I don’t have any special insight into Monday’s airing of Panorama’s documentary into Dr. Burzynski. If I did I could be a bit more definitive in this post. That said, I feel fairly certain that I can make the following prediction.
Unless Burzynski openly admits during the show that he knows it’s all a bit of a scam, that he’s deliberately not released trail data to the peer review process, that he charges massive amounts for a treatment that he knows there’s no good evidence for, that he admits that he’s exploited loopholes in FDA procedures to keep it all going as long as he has, that he openly lies to patients about potential success and how treatments are progressing, then not a lot is going to change. Well not immediately, anyway.
Nothing short of a full admittance of fraud and deception will change the minds of many. Even then, there will be some “true believers” that will argue that it was spin, he was tricked or that he was forced into saying it.
In the extremely unlikely event that this did happen, unless he shut-up-shop himself, it would still be up to the State and Federal regulatory bodies to do something about the clinic. A process that has been fairly ineffective in regards to Burzynski in the past.
For me Panorama represents another, significantly larger, foot in the door. In the same way as Marc Stephens drew the attention of many skeptics with his ridiculous legal threats to Wayne and Lisa Merritt and others , Panorama will hopefully raise awareness to a whole different level. Adding yet more pressure to the clinic and its dubious behaviours.
Because Burzynski has failed to produce one single trial, that has then been through the publication peer-review process, in over 30 years and yet still feels that he can treat people with varying claims to efficacy, he leaves rational and logical people with very little room to come to any other conclusion, but that his claims can not be substantiated.
While no good evidence has ever been produced to show that antineoplaston therapy is efficacious in the treatment of any of the many and varied cancers that the clinic treat, people still go there. For many it’s the last and only hope they feel they have.
My hope is that Panorama will help people realise that ‘false hope’ is all the clinic offer. That, in the most trying and difficult of personal circumstances, potential patients don’t waste the last months of their lives and financially burden themselves.
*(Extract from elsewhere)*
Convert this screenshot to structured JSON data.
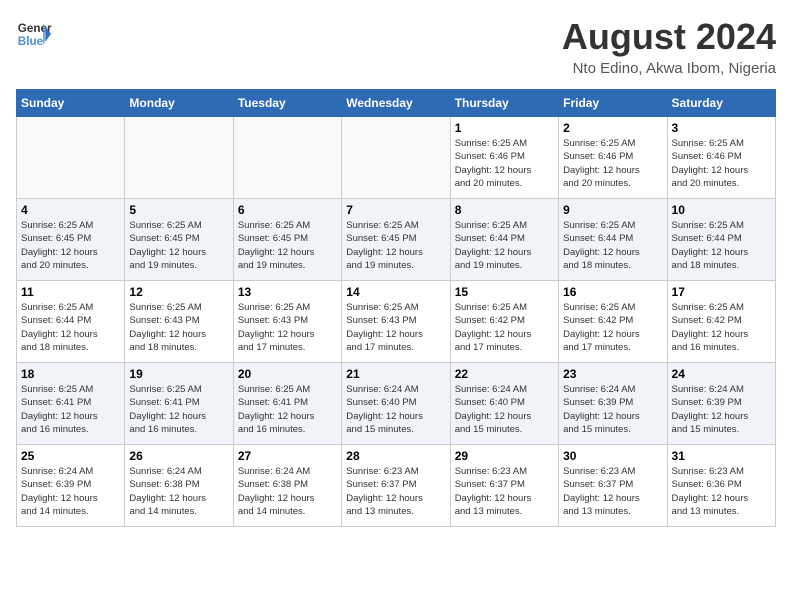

I have little doubt you’ll see why this is an issue that’s important in the UK and Ireland. There have been many British patients over the last few years. Amelia Saunders, a beautiful and charismatic young girl by all accounts, only recently passed away. Her parents have mentioned their involvement with Panorama and I would expect to see them featured. As a parent myself, it’s hard to imagine the heartbreak they must feel. I hope that their story will allow for two things to happen. Firstly, make you understand why they made the choices they did and that they were doing everything they thought they possibly could do save their daughter. While I ultimately disagree that there was ever any real hope to be received at the clinic, I totally understand their desperate fight for life. Secondly, to make you realise that this is an important issue in the UK. People from this country are directly affected by a man in Texas, who refuses to either release the data or close down. A 35 year long ‘no mans land’ of “wait and see”. A place where promised data goes to die and sadly, so do many, many patients.
My main hope is that the so far very limited public discussion about Dr Stanislaw Burzynski becomes a very large and important one. I want to see public figures taking up this cause and talking about it. It’s a big hope, but at least my hope has the potential to become a reality.